KRASNAYA POLYANA, Russia – Amanda Bird already was missing her Australian shepherd puppy Sammy when she arrived for the Sochi Olympics.
Then her first sight stepping out of the airport was of one of the many stray dogs around the Olympic Park in Adler and even here in the mountains whose safety has become a cause among animal rights supporters and some athletes such as American ski slopestyle silver medalist Gus Kenworthy.
Kenworthy is arranging for a litter of four puppies to return with him to the United States for adoption. Bird, U.S. press officer for bobsled/skeleton and former athlete in those sports, also plans to adopt a dog, sparing it from exterminators hired by the government to rid the Olympic area of pets left behind when families were forced to move for construction and a population swelled by lack of spaying and neutering.
Bird first read about the plight of the dogs in the New York Times then made contact with a dog shelter attempting to save as many animals as possible.
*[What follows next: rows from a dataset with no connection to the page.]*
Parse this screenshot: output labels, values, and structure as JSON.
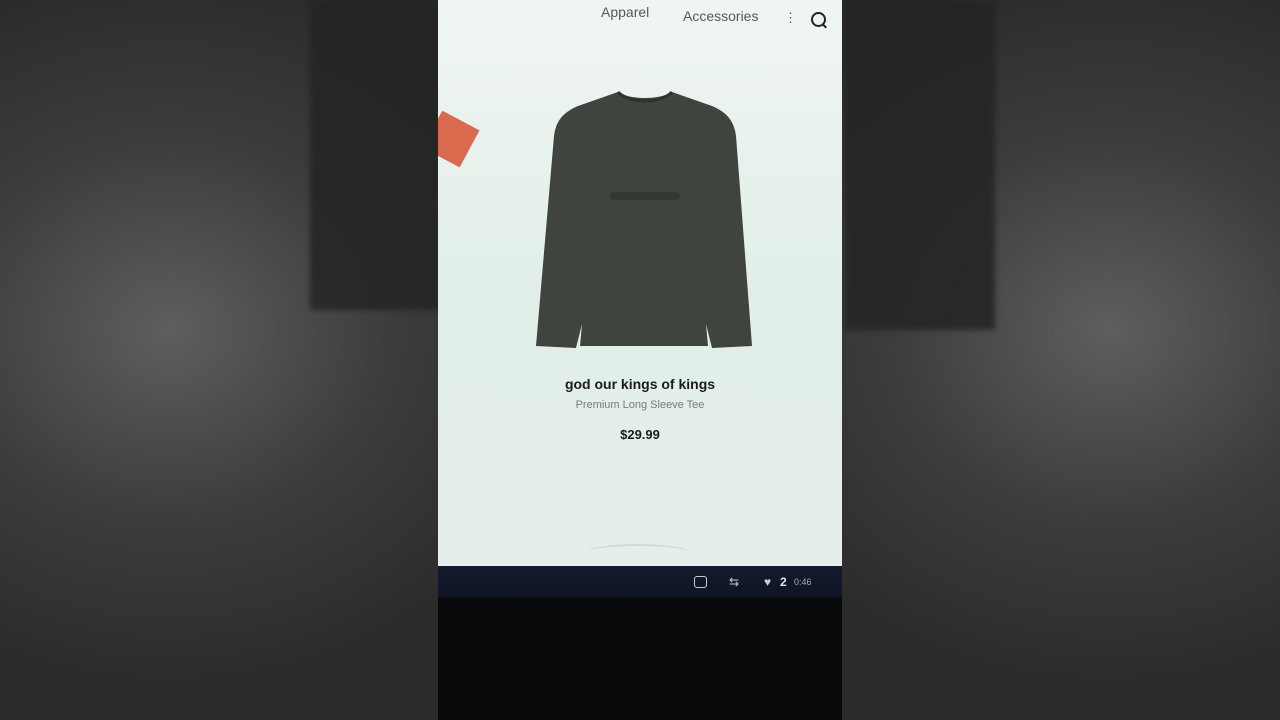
{
  "nav": {
    "apparel": "Apparel",
    "accessories": "Accessories",
    "more": "⋮"
  },
  "product": {
    "title": "god our kings of kings",
    "subtitle": "Premium Long Sleeve Tee",
    "price": "$29.99"
  },
  "footer": {
    "likes": "2",
    "time": "0:46"
  },
  "colors": {
    "shirt": "#3f443f",
    "accent_tag": "#d96a4e",
    "page_bg": "#e6f0eb",
    "footer_bg": "#131a2a"
  },
  "icons": [
    "search-icon",
    "comment-icon",
    "share-icon",
    "heart-icon"
  ]
}
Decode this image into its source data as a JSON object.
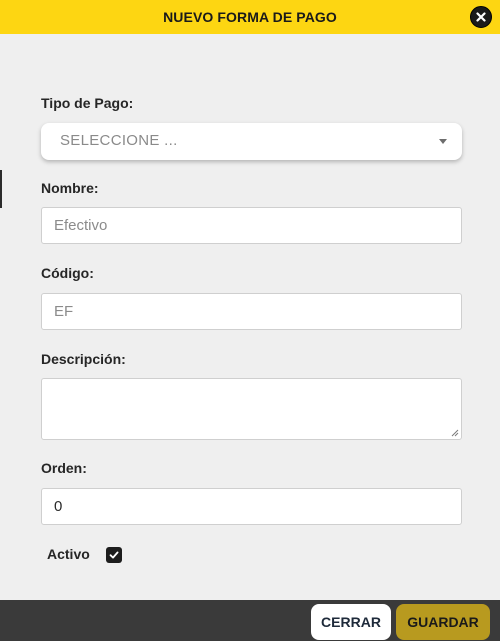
{
  "header": {
    "title": "NUEVO FORMA DE PAGO",
    "close_icon": "close-icon"
  },
  "form": {
    "tipo_pago": {
      "label": "Tipo de Pago:",
      "selected": "SELECCIONE ..."
    },
    "nombre": {
      "label": "Nombre:",
      "placeholder": "Efectivo",
      "value": ""
    },
    "codigo": {
      "label": "Código:",
      "placeholder": "EF",
      "value": ""
    },
    "descripcion": {
      "label": "Descripción:",
      "value": ""
    },
    "orden": {
      "label": "Orden:",
      "value": "0"
    },
    "activo": {
      "label": "Activo",
      "checked": true
    }
  },
  "footer": {
    "cerrar_label": "CERRAR",
    "guardar_label": "GUARDAR"
  },
  "colors": {
    "header_bg": "#fdd612",
    "footer_bg": "#3a3a3a",
    "guardar_bg": "#b89a1f",
    "body_bg": "#efefef"
  }
}
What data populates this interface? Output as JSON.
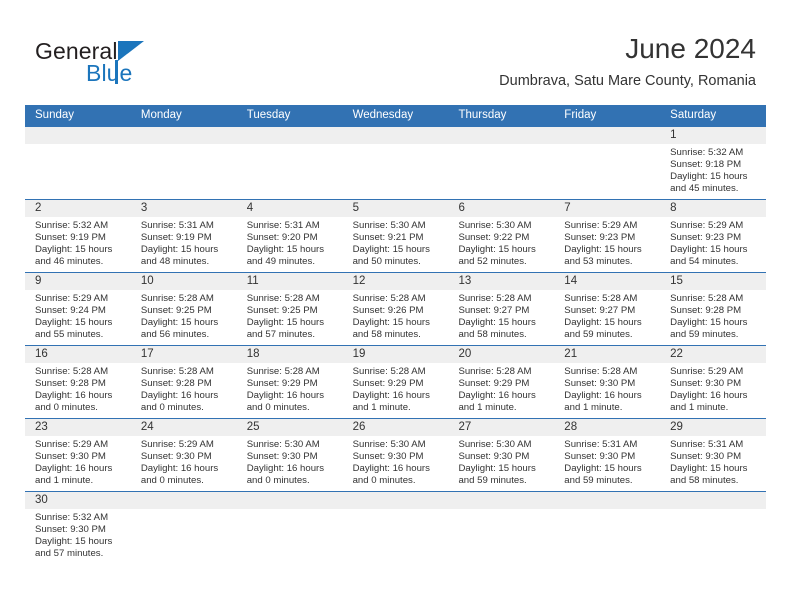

"I got in touch with them, and they've been wonderful to work with," Bird said. "They are just very excited to have someone inquire about it, and they're willing to work with me through the process. I plan on going on Monday to the shelter and bringing one of my co-workers with me because I'm sure it's going to be really difficult to walk in and see 100 dogs and be like which one.
"I'd like to take an older dog because those are the dogs that usually aren't adopted. Everyone up here will adopt a puppy. Right now I'm running into some issues because I can't take the dog on the charter flight so I need to figure out how to get the dog to Munich. When I get to Munich, I can check the dog in with me or carry it on."
Bird, who also has a cat at her home in Clarksville, Tenn., ran the idea of adopting a dog to her husband Jason Hartman by e-mailing him the New York Times story with "souvenir" in the subject line. Hartman is a trainer for skeleton slider Noelle Pikus-Pace.
"He responded and said we'll name her Sochi," Bird said. "Right then I was like alright, he's in."
Bird is so passionate about animals that she cried over leaving Sammy behind to come here. When she is on Skype with her husband, she wants to see her dog to know how she's doing and growing.
"I'm not trying to make a statement, I just want to bring a dog home," she said. "I've been amazed how much people have been coming up to me and asking me about it.
"I need a billionaire who has a plane who's willing to let me take 100 dogs on the flight with me back to the U.S. When the lottery gets above $50 million, we play. I always tell my husband if I ever hit the lottery, we're going to buy acres of land and we're going to save horses, save dogs. I don't care where they're from. I'm just one of those ridiculous people."